The role of race
There was also concern that the experiences of people of color, when not completely ignored by the media, were valued less for gaining perspective and building bridges than for presenting trauma and shock and intrigue. Inequality in the representation of minority experience in the mainstream media reinforces the inequality in real life. Some perceived a tendency to “use people of color” for a good story with no thought toward the good of the community. And the underlying tone of condescension — “What else can we fix about ‘these people’?” — further represents racial minorities as dependent and lacking the capacity to achieve success. In fact, said a few people, queer people of color are now, and always have been, at the forefront of LGBT social justice work.
At one table there was a tacit acknowledgement of the “secondary gains of white success stories.” Underlying the conversation was the need to understand how white privilege frames the narrative of LGBT progress. Though marriage and greater exposure of transgender experience may have been driven in the media by white men or white trans women with means, there are gains that reach into other populations as well, and some audience members expressed an appreciation for that “ripple effect.”
There is some hope
Despite the criticism, some participants acknowledged that journalists are not always responsible for the focus of mass media, that it responds to the expressed interest of those with voices loud (or wealthy) enough to be heard. There was a longing for news outlets less restricted by financial backing. And some audience members bemoaned the dominance of media conglomerates over independent news organizations, and a general lack of financial and audience support for investigative journalism.
There is some hope in the way that the shape of mass media is changing. “We live in a time when anybody can create the content,” said one young participant. “The Media” now includes anyone with a cell phone and some basic publishing tools, making the process more creative and constructive, especially for presenting issues important to minority communities. Grassroots presentations of “media” can do as much as, if not more than, traditional print and video media to make an impact.
Yet there is a continuing and important role for journalists to play in telling the stories of marginalized communities, seeking out new voices, and allowing them the space to tell their own stories. New media has the capacity to amplify stories, like those of the panelists, that bring to light the priorities of underrepresented LGBT communities. (For example, see a storytelling initiative driven by trans voices, called “We the T!” from Medium‘s Gender 2.0 project.)
There was a general feeling in the room that “it will get better with each generation.” Participants acknowledged that Philadelphia is starting to address issues in ways other cities haven’t, citing Nellie Fitzpatrick in the mayor’s office (who was in attendance), Deja Alvarez’s story of working with the police department, the existence of LGBT senior housing. Philadelphia was the first American city to actively promote tourism to LGBT people. The University of Pennsylvania is the most LGBT-friendly school of the Ivy League.

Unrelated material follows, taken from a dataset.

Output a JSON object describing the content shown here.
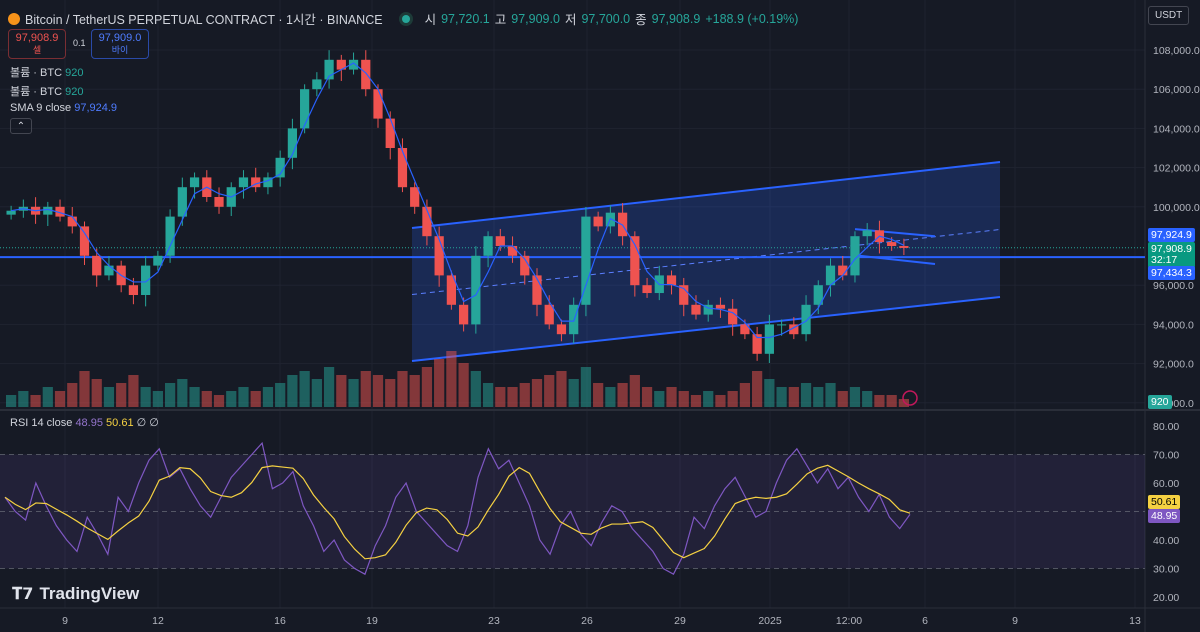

One participant was impressed by the stories of Philadelphia’s role and said that, while he had not had experiences as traumatic as those he had heard that night, it was important to hear the stories.
We take very seriously the idea of giving space to people to tell their own stories, and for giving others an opportunity to hear them. Submit a 700-word personal essay, commentary or op-ed to Speak Easy for consideration. Email firstname.lastname@example.org.
Special thanks go to discussion moderators from the Penn Project for Civic Engagement, including Marjorie Anderson, Brian Armstead, Laura Hinds, Carol Lydon, Ellen Petersen, Roz Spigel, Terril Thompson, and Josh Warner, and NLGJA members Tiona McClodden and Sandy Smith, for their contributions to this report.